Interference of Waves: Fourier Series
Purpose: To investigate how various wave patterns can be represented as a sum of harmonics.
Simulation Used: Fourier from the PhET at the University of Colorado.
- Theory and Settings.
The idea behind Fourier Series is that any curve can be represented
as a sum of sin functions with a definite set of
amplitudes. Mathematically, the function describing the curve is
The Fourier series can be applied to interference of physical
waves. If we have several waves with different frequencies traveling
through space, the resultant displacement of a given particle (x=0)
will be given by:
Here, the physical time, t, in Eq.2 corresponds to the independent
variable x in Eq.1.
Though, mathematically there are infinite number of terms in the
Eq.1 and Eq.2 above, in this simulation, the terms are limited to
eleven. In real life experiments, the number of terms is determined by
the desired accuracy of the final result.
The first term in the Eq.2 corresponds to the wave with the lowest frequency, the fundamental frequency. The next has a frequency twice the lowest, thus corresponds to the second harmonic. The third has a frequency three times the lowest - the third harmonic, etc.
- Activity 1: Become familiar with harmonics and their series (Fourier Series)
- Open the simulation
Fourier: Making Waves.
- Create eleven different one-wave patterns, that is only one wave
has a non-zero amplitude. For each pattern, record of how many
wavelengths it consists, or in other words, how many times the pattern repeats
within the window. For example, the first pattern is formed by the
first wave with amplitude 1.00, all others have zero amplitude. We see
one wavelength in the window and so we record "1" in the table
below. When only the second wave has a non-zero amplitude, the pattern
repeats itself twice on the window, thus we write down "2". Fill in
the table for all patterns.
- Create a pattern from the second harmonic with amplitude A2=0.7 and the fourth harmonic with amplitude A4=0.3.
- From the top menu on the right, select "Function: Triangle", and record the amplitude of the eleven harmonics creating the triangular pattern
- Repeat for "Square"*** and "Wave Packet". Record your data in the following table:
***Note. The "Square" wave is not exactly square - the top portion is not straight. It can be made arbitrarily close to a square if an infinite sum is considered.

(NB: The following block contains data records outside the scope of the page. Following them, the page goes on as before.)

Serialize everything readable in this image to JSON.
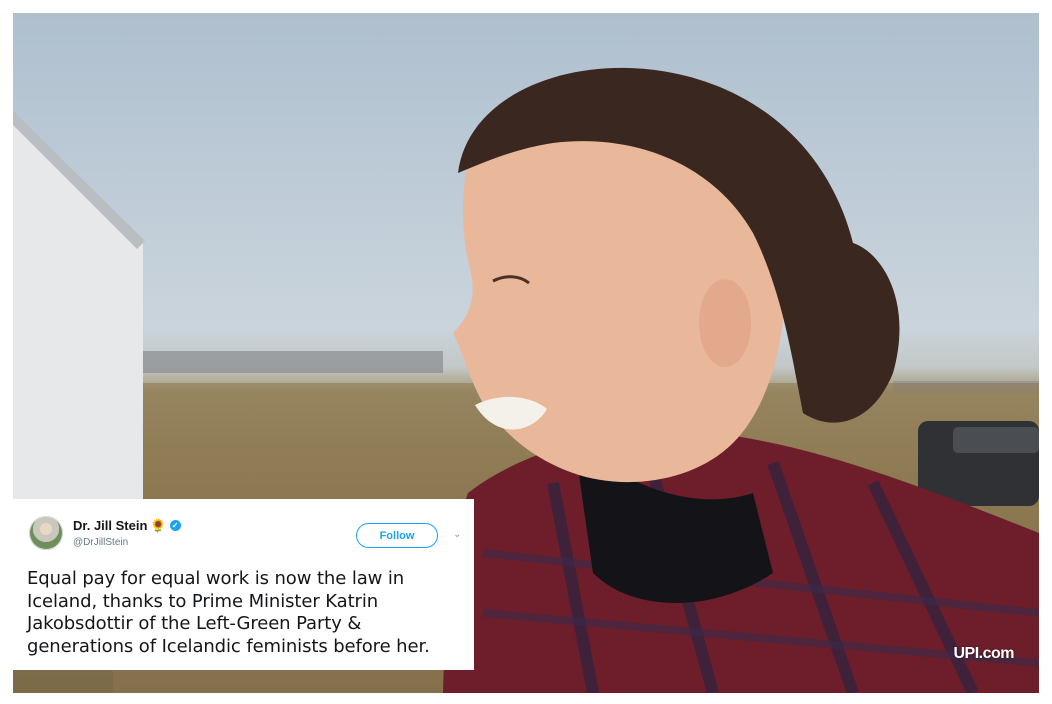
{
  "tweet": {
    "display_name": "Dr. Jill Stein",
    "emoji_icon": "sunflower-icon",
    "verified_icon": "verified-badge-icon",
    "handle": "@DrJillStein",
    "follow_label": "Follow",
    "menu_icon": "chevron-down-icon",
    "text_lines": [
      "Equal pay for equal work is now the law in",
      "Iceland, thanks to Prime Minister Katrin",
      "Jakobsdottir of the Left-Green Party &",
      "generations of Icelandic feminists before her."
    ],
    "accent_color": "#1da1f2"
  },
  "watermark": "UPI.com"
}
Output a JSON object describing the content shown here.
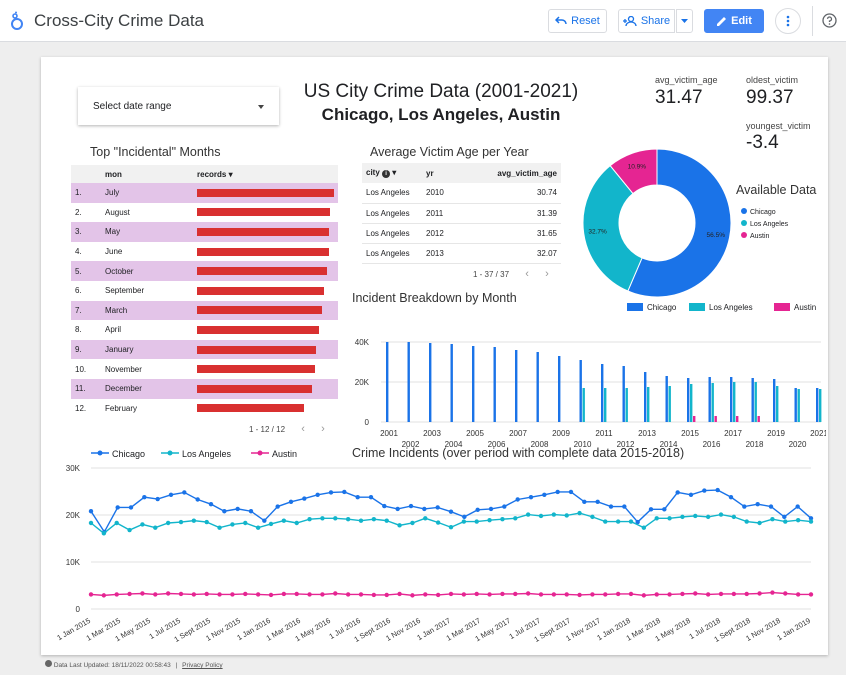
{
  "app": {
    "title": "Cross-City Crime Data",
    "reset_label": "Reset",
    "share_label": "Share",
    "edit_label": "Edit"
  },
  "report": {
    "date_range_placeholder": "Select date range",
    "title": "US City Crime Data (2001-2021)",
    "subtitle": "Chicago, Los Angeles, Austin",
    "scorecards": {
      "avg_label": "avg_victim_age",
      "avg_value": "31.47",
      "oldest_label": "oldest_victim",
      "oldest_value": "99.37",
      "youngest_label": "youngest_victim",
      "youngest_value": "-3.4"
    }
  },
  "top_months": {
    "title": "Top \"Incidental\" Months",
    "col_mon": "mon",
    "col_records": "records",
    "rows": [
      {
        "n": "1.",
        "mon": "July",
        "frac": 1.0
      },
      {
        "n": "2.",
        "mon": "August",
        "frac": 0.97
      },
      {
        "n": "3.",
        "mon": "May",
        "frac": 0.96
      },
      {
        "n": "4.",
        "mon": "June",
        "frac": 0.96
      },
      {
        "n": "5.",
        "mon": "October",
        "frac": 0.95
      },
      {
        "n": "6.",
        "mon": "September",
        "frac": 0.93
      },
      {
        "n": "7.",
        "mon": "March",
        "frac": 0.91
      },
      {
        "n": "8.",
        "mon": "April",
        "frac": 0.89
      },
      {
        "n": "9.",
        "mon": "January",
        "frac": 0.87
      },
      {
        "n": "10.",
        "mon": "November",
        "frac": 0.86
      },
      {
        "n": "11.",
        "mon": "December",
        "frac": 0.84
      },
      {
        "n": "12.",
        "mon": "February",
        "frac": 0.78
      }
    ],
    "pager": "1 - 12 / 12"
  },
  "victim_age": {
    "title": "Average Victim Age per Year",
    "col_city": "city",
    "col_yr": "yr",
    "col_avg": "avg_victim_age",
    "rows": [
      {
        "city": "Los Angeles",
        "yr": "2010",
        "avg": "30.74"
      },
      {
        "city": "Los Angeles",
        "yr": "2011",
        "avg": "31.39"
      },
      {
        "city": "Los Angeles",
        "yr": "2012",
        "avg": "31.65"
      },
      {
        "city": "Los Angeles",
        "yr": "2013",
        "avg": "32.07"
      }
    ],
    "pager": "1 - 37 / 37"
  },
  "donut": {
    "title": "Available Data",
    "legend": [
      "Chicago",
      "Los Angeles",
      "Austin"
    ],
    "slice_labels": [
      "56.5%",
      "32.7%",
      "10.9%"
    ],
    "colors": [
      "#1a73e8",
      "#12b5cb",
      "#e52592"
    ]
  },
  "breakdown": {
    "title": "Incident Breakdown by Month",
    "legend": [
      "Chicago",
      "Los Angeles",
      "Austin"
    ],
    "colors": [
      "#1a73e8",
      "#12b5cb",
      "#e52592"
    ]
  },
  "incidents": {
    "title": "Crime Incidents (over period with complete data 2015-2018)",
    "legend": [
      "Chicago",
      "Los Angeles",
      "Austin"
    ],
    "colors": [
      "#1a73e8",
      "#12b5cb",
      "#e52592"
    ]
  },
  "footer": {
    "updated": "Data Last Updated: 18/11/2022 00:58:43",
    "privacy": "Privacy Policy"
  },
  "chart_data": [
    {
      "type": "pie",
      "title": "Available Data",
      "categories": [
        "Chicago",
        "Los Angeles",
        "Austin"
      ],
      "values": [
        56.5,
        32.7,
        10.9
      ]
    },
    {
      "type": "bar",
      "title": "Incident Breakdown by Month",
      "categories": [
        "2001",
        "2002",
        "2003",
        "2004",
        "2005",
        "2006",
        "2007",
        "2008",
        "2009",
        "2010",
        "2011",
        "2012",
        "2013",
        "2014",
        "2015",
        "2016",
        "2017",
        "2018",
        "2019",
        "2020",
        "2021"
      ],
      "ylim": [
        0,
        40000
      ],
      "y_ticks": [
        "0",
        "20K",
        "40K"
      ],
      "series": [
        {
          "name": "Chicago",
          "values": [
            40000,
            40000,
            39500,
            39000,
            38000,
            37500,
            36000,
            35000,
            33000,
            31000,
            29000,
            28000,
            25000,
            23000,
            22000,
            22500,
            22500,
            22000,
            21500,
            17000,
            17000
          ]
        },
        {
          "name": "Los Angeles",
          "values": [
            0,
            0,
            0,
            0,
            0,
            0,
            0,
            0,
            0,
            17000,
            17000,
            17000,
            17500,
            18000,
            19000,
            19500,
            20000,
            20000,
            18000,
            16500,
            16500
          ]
        },
        {
          "name": "Austin",
          "values": [
            0,
            0,
            0,
            0,
            0,
            0,
            0,
            0,
            0,
            0,
            0,
            0,
            0,
            0,
            3000,
            3000,
            3000,
            3000,
            0,
            0,
            0
          ]
        }
      ]
    },
    {
      "type": "line",
      "title": "Crime Incidents (over period with complete data 2015-2018)",
      "ylim": [
        0,
        30000
      ],
      "y_ticks": [
        "0",
        "10K",
        "20K",
        "30K"
      ],
      "x_tick_labels": [
        "1 Jan 2015",
        "1 Mar 2015",
        "1 May 2015",
        "1 Jul 2015",
        "1 Sept 2015",
        "1 Nov 2015",
        "1 Jan 2016",
        "1 Mar 2016",
        "1 May 2016",
        "1 Jul 2016",
        "1 Sept 2016",
        "1 Nov 2016",
        "1 Jan 2017",
        "1 Mar 2017",
        "1 May 2017",
        "1 Jul 2017",
        "1 Sept 2017",
        "1 Nov 2017",
        "1 Jan 2018",
        "1 Mar 2018",
        "1 May 2018",
        "1 Jul 2018",
        "1 Sept 2018",
        "1 Nov 2018",
        "1 Jan 2019"
      ],
      "series": [
        {
          "name": "Chicago",
          "values": [
            20800,
            16400,
            21600,
            21600,
            23800,
            23400,
            24300,
            24800,
            23300,
            22300,
            20800,
            21300,
            20800,
            18800,
            21800,
            22800,
            23500,
            24300,
            24800,
            24900,
            23800,
            23800,
            21900,
            21300,
            21900,
            21300,
            21600,
            20700,
            19600,
            21100,
            21300,
            21800,
            23300,
            23800,
            24300,
            24900,
            24900,
            22800,
            22800,
            21800,
            21800,
            18500,
            21200,
            21200,
            24800,
            24300,
            25200,
            25300,
            23800,
            21800,
            22300,
            21800,
            19600,
            21800,
            19300
          ]
        },
        {
          "name": "Los Angeles",
          "values": [
            18300,
            16100,
            18300,
            16800,
            18000,
            17300,
            18300,
            18500,
            18800,
            18500,
            17300,
            18000,
            18300,
            17300,
            18100,
            18800,
            18300,
            19100,
            19300,
            19300,
            19100,
            18800,
            19100,
            18800,
            17800,
            18300,
            19300,
            18400,
            17400,
            18600,
            18600,
            18900,
            19100,
            19300,
            20100,
            19800,
            20100,
            19900,
            20400,
            19600,
            18600,
            18600,
            18600,
            17300,
            19300,
            19300,
            19600,
            19800,
            19600,
            20100,
            19600,
            18600,
            18300,
            19100,
            18600,
            18900,
            18600
          ]
        },
        {
          "name": "Austin",
          "values": [
            3100,
            2900,
            3100,
            3200,
            3300,
            3100,
            3300,
            3200,
            3100,
            3200,
            3100,
            3100,
            3200,
            3100,
            3000,
            3200,
            3200,
            3100,
            3100,
            3300,
            3100,
            3100,
            3000,
            3000,
            3200,
            2900,
            3100,
            3000,
            3200,
            3100,
            3200,
            3100,
            3200,
            3200,
            3300,
            3100,
            3100,
            3100,
            3000,
            3100,
            3100,
            3200,
            3200,
            2900,
            3100,
            3100,
            3200,
            3300,
            3100,
            3200,
            3200,
            3200,
            3300,
            3500,
            3300,
            3100,
            3100
          ]
        }
      ]
    }
  ]
}
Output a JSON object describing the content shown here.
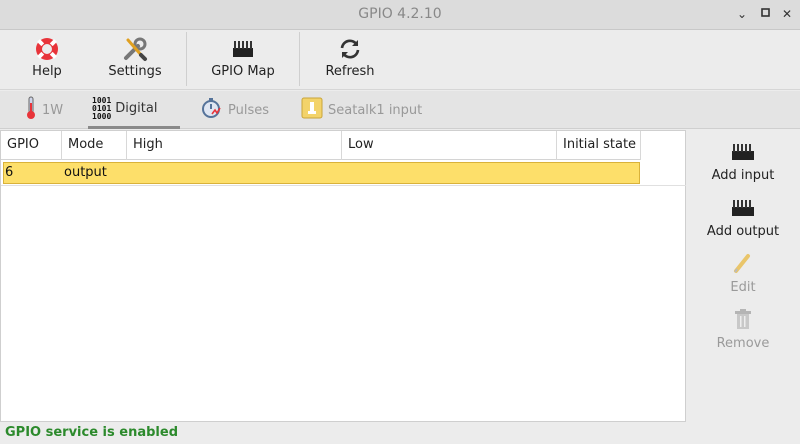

- Activity 2: Produce a wave pattern by combination of waves.
- Open the simulation Fourier: Making Waves.
- From the top menu on the right, select "Function: Custom"
- For each of the following patterns, by the process of trial and error, determine the harmonics and their amplitude. Record your results in the table below.
- PATTERN 1 is produced by only one wave.
- PATTERN 2 is produced by two waves.
- PATTERN 3 is produced by two waves and it resembles beats produced by two waves with close frequencies.
- CHALLENGE! PATTERN 4 is produced by three waves.
- The java applet comes from the PhET Interactive Simulations at the University of Colorado, Boulder.
- Funding was provided by the VCCS Paul Lee Professional Development Grant Program.
Created: Thu May 28 06:40:53 Eastern Daylight Time 2009
Last modified: Thu Nov 05 16:42:48 Eastern Standard Time 2009